The opening reception took place Thursday, November 15, at Hostos Community College, beginning with greetings from high ranking administrators of Hostos: Senior Vice President Esther Rodríguez-Chardavyone, Deputy to the President Dolly Martínez and Associate Dean Ana García Reyes.

In addition, a reflection by Dr. Daisy Cocco de Filippis, President of Naugatuck Valley Community College in Waterbury, Connecticut, and a pre-recorded message by the acclaimed American poet of Dominican ancestry Rhina P. Espaillat, the dedicatee of the DSA 2018 Conference. The remainder of the opening reception featured Hostos students reciting some of Espaillat’s poems, literary readings by poet Inés R. Rivera Prosdocimi (University of Hartford) and novelist Hayden Carrón Namún (High Point University), and to close, a brief selection of dance represented by the diversity of musical genres and forms in the heritage of Dominican popular music.

The DSA 2018 Conference reflects the growth of Dominican Studies, among other things, with the participation of panelists from across the range of age brackets who, without any ancestral ties to the Dominican Republic, have ventured into that field of study. In addition to coming from higher education campuses and cultural institutions from throughout the United States, speakers also came from abroad. They traveled from such cities as Leiden in Holland, Cambridge and Essex in England, Edinburgh in Scotland,  and Winnipeg and Toronto in Canada, apart from the cohorts of scholars coming as panelists from Santo Domingo, affiliated with the Salomé Ureña Teacher Training Higher Education Institute and with the Pedro Francisco Bonó Higher Education Institute, the latter led by the fine scholar and Jesuit priest Father Pablo Mella.

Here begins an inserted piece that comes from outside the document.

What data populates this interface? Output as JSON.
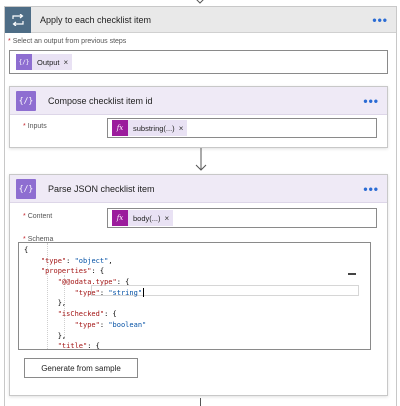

Some of the conference program highlights consisted of distinguished luminaries public figures who enjoy renown in the fields of creative writing, scholarship, and public service in the Dominican Republic. The celebrated author José Alcántara Almánzar, winner in 2009 of the National Literature Prize, the highest distinction received by writers in the Dominican Republic, joined colleagues affiliated primarily with U.S. universities in a panel on twentieth and twenty-first century Dominican letters from here and there. From Santo Domingo also came the social scientist Bernardo Vega and the human rights expert Roberto Alvarez, both boasting diplomatic credentials, having served their country as ambassadors, before the White House and the OAS, respectively. Both participated in the Plenary session along with Lisa Paravisini-Gebert, the Chair of the Hispanic Studies Department at Vassar College. Moderated by historian Lissette Acosta Corniel, a faculty member at the Borough of Manhattan Community College and Program Co-coordinator for DSA 2018, this session included an official moment. The Plenary opened with the words of Mayra Linares García, member of the Board of Trustees of The City University of New York, who came to greet the DSA 2018 Conference on behalf of the highest governing body of the largest urban public university system in the U.S.

Born nearly two decades ago, the Dominican Studies Association (DSA) has organized this iteration of its biennial congress (DSA 2018) with an eye on passing on to the hands of a new generation of dominicanistas both the organization and the zeal for the field that it came into being to promote. We hope that a new generation of dominicanistas will bring to the initiative new and more creative ways of continuing to insist that the Dominican experience meets all the criteria to fuel meditation about the human condition writ large, as have the Greek, Chinese, Sudanese or Israeli. We also harbor the hope that as the new scholarly leadership improves on the research questions and the methodologies of its predecessors, it will remain committed to our founding ideal of using the study of the Dominican experience as a forum from which to foster the cause of all humanity.

Please enjoy these photos of the DSA Conference.

Full program available at

English and Spanish lanuage media coverage:
Bronx Net

El Nacional

El Nuevo Diario 

Primera PlanaNY


Diario Dominicano

Dominicanos HOY

El Sol de Santiago

El informador Dominicano

Las Primeras

Noticias San Cristóbal

Al AcechoRD